TO DO
All of the data is to be set down again without any alteration.

☆ ☆ ☆

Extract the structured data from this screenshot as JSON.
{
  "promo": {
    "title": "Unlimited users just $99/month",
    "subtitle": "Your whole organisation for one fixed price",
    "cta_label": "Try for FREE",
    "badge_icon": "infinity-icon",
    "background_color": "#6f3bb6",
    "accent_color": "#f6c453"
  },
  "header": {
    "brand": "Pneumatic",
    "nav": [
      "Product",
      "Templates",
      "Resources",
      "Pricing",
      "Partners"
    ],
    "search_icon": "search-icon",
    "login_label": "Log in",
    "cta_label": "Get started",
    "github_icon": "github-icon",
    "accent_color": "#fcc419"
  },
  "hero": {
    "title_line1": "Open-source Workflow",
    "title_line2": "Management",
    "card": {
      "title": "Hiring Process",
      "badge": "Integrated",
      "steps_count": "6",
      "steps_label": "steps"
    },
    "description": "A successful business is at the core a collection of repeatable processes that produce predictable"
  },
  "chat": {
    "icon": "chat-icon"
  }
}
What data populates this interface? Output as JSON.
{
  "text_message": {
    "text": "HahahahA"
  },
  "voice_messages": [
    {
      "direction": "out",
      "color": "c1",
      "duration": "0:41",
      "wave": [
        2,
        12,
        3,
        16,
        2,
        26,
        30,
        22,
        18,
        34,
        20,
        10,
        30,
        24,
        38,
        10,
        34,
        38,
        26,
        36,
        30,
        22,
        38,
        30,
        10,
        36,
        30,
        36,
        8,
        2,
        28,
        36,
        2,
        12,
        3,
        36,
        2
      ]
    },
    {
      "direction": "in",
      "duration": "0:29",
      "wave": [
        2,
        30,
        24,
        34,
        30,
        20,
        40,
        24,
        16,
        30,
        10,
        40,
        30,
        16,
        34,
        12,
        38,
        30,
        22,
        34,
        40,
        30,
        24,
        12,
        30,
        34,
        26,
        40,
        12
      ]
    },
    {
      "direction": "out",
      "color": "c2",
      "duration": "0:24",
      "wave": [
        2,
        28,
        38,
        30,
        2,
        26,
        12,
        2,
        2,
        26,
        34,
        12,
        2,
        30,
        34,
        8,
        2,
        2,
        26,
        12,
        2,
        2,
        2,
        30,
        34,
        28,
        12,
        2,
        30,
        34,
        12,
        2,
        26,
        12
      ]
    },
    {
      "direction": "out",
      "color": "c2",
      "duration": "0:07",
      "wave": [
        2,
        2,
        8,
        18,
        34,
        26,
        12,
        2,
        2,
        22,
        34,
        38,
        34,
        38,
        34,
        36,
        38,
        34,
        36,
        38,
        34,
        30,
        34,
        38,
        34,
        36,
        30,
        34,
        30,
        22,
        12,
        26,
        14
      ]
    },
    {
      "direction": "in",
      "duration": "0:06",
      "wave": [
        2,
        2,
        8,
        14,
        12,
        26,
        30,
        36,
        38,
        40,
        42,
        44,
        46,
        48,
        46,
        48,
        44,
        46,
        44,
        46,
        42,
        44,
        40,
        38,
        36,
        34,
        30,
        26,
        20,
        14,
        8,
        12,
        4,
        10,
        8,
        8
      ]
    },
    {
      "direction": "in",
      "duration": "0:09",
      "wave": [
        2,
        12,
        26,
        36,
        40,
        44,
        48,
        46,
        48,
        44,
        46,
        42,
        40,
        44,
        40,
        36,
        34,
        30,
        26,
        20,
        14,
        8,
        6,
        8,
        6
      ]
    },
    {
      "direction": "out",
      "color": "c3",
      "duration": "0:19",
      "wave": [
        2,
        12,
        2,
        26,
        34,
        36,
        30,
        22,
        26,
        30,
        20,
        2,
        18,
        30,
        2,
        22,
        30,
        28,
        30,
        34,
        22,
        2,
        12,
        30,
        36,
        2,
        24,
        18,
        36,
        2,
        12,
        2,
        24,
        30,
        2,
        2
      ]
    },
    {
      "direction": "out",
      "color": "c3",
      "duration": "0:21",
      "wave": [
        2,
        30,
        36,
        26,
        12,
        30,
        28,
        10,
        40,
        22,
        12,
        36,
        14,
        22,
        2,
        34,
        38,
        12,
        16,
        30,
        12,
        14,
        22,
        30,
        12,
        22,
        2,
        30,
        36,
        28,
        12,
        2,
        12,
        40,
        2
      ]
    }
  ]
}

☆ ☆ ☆

OUTPUT OF THE EXERCISE
Extract the structured data from this screenshot as JSON.
{
  "promo": {
    "title": "Unlimited users just $99/month",
    "subtitle": "Your whole organisation for one fixed price",
    "cta_label": "Try for FREE",
    "badge_icon": "infinity-icon",
    "background_color": "#6f3bb6",
    "accent_color": "#f6c453"
  },
  "header": {
    "brand": "Pneumatic",
    "nav": [
      "Product",
      "Templates",
      "Resources",
      "Pricing",
      "Partners"
    ],
    "search_icon": "search-icon",
    "login_label": "Log in",
    "cta_label": "Get started",
    "github_icon": "github-icon",
    "accent_color": "#fcc419"
  },
  "hero": {
    "title_line1": "Open-source Workflow",
    "title_line2": "Management",
    "card": {
      "title": "Hiring Process",
      "badge": "Integrated",
      "steps_count": "6",
      "steps_label": "steps"
    },
    "description": "A successful business is at the core a collection of repeatable processes that produce predictable"
  },
  "chat": {
    "icon": "chat-icon"
  }
}
What data populates this interface? Output as JSON.
{
  "text_message": {
    "text": "HahahahA"
  },
  "voice_messages": [
    {
      "direction": "out",
      "color": "c1",
      "duration": "0:41",
      "wave": [
        2,
        12,
        3,
        16,
        2,
        26,
        30,
        22,
        18,
        34,
        20,
        10,
        30,
        24,
        38,
        10,
        34,
        38,
        26,
        36,
        30,
        22,
        38,
        30,
        10,
        36,
        30,
        36,
        8,
        2,
        28,
        36,
        2,
        12,
        3,
        36,
        2
      ]
    },
    {
      "direction": "in",
      "duration": "0:29",
      "wave": [
        2,
        30,
        24,
        34,
        30,
        20,
        40,
        24,
        16,
        30,
        10,
        40,
        30,
        16,
        34,
        12,
        38,
        30,
        22,
        34,
        40,
        30,
        24,
        12,
        30,
        34,
        26,
        40,
        12
      ]
    },
    {
      "direction": "out",
      "color": "c2",
      "duration": "0:24",
      "wave": [
        2,
        28,
        38,
        30,
        2,
        26,
        12,
        2,
        2,
        26,
        34,
        12,
        2,
        30,
        34,
        8,
        2,
        2,
        26,
        12,
        2,
        2,
        2,
        30,
        34,
        28,
        12,
        2,
        30,
        34,
        12,
        2,
        26,
        12
      ]
    },
    {
      "direction": "out",
      "color": "c2",
      "duration": "0:07",
      "wave": [
        2,
        2,
        8,
        18,
        34,
        26,
        12,
        2,
        2,
        22,
        34,
        38,
        34,
        38,
        34,
        36,
        38,
        34,
        36,
        38,
        34,
        30,
        34,
        38,
        34,
        36,
        30,
        34,
        30,
        22,
        12,
        26,
        14
      ]
    },
    {
      "direction": "in",
      "duration": "0:06",
      "wave": [
        2,
        2,
        8,
        14,
        12,
        26,
        30,
        36,
        38,
        40,
        42,
        44,
        46,
        48,
        46,
        48,
        44,
        46,
        44,
        46,
        42,
        44,
        40,
        38,
        36,
        34,
        30,
        26,
        20,
        14,
        8,
        12,
        4,
        10,
        8,
        8
      ]
    },
    {
      "direction": "in",
      "duration": "0:09",
      "wave": [
        2,
        12,
        26,
        36,
        40,
        44,
        48,
        46,
        48,
        44,
        46,
        42,
        40,
        44,
        40,
        36,
        34,
        30,
        26,
        20,
        14,
        8,
        6,
        8,
        6
      ]
    },
    {
      "direction": "out",
      "color": "c3",
      "duration": "0:19",
      "wave": [
        2,
        12,
        2,
        26,
        34,
        36,
        30,
        22,
        26,
        30,
        20,
        2,
        18,
        30,
        2,
        22,
        30,
        28,
        30,
        34,
        22,
        2,
        12,
        30,
        36,
        2,
        24,
        18,
        36,
        2,
        12,
        2,
        24,
        30,
        2,
        2
      ]
    },
    {
      "direction": "out",
      "color": "c3",
      "duration": "0:21",
      "wave": [
        2,
        30,
        36,
        26,
        12,
        30,
        28,
        10,
        40,
        22,
        12,
        36,
        14,
        22,
        2,
        34,
        38,
        12,
        16,
        30,
        12,
        14,
        22,
        30,
        12,
        22,
        2,
        30,
        36,
        28,
        12,
        2,
        12,
        40,
        2
      ]
    }
  ]
}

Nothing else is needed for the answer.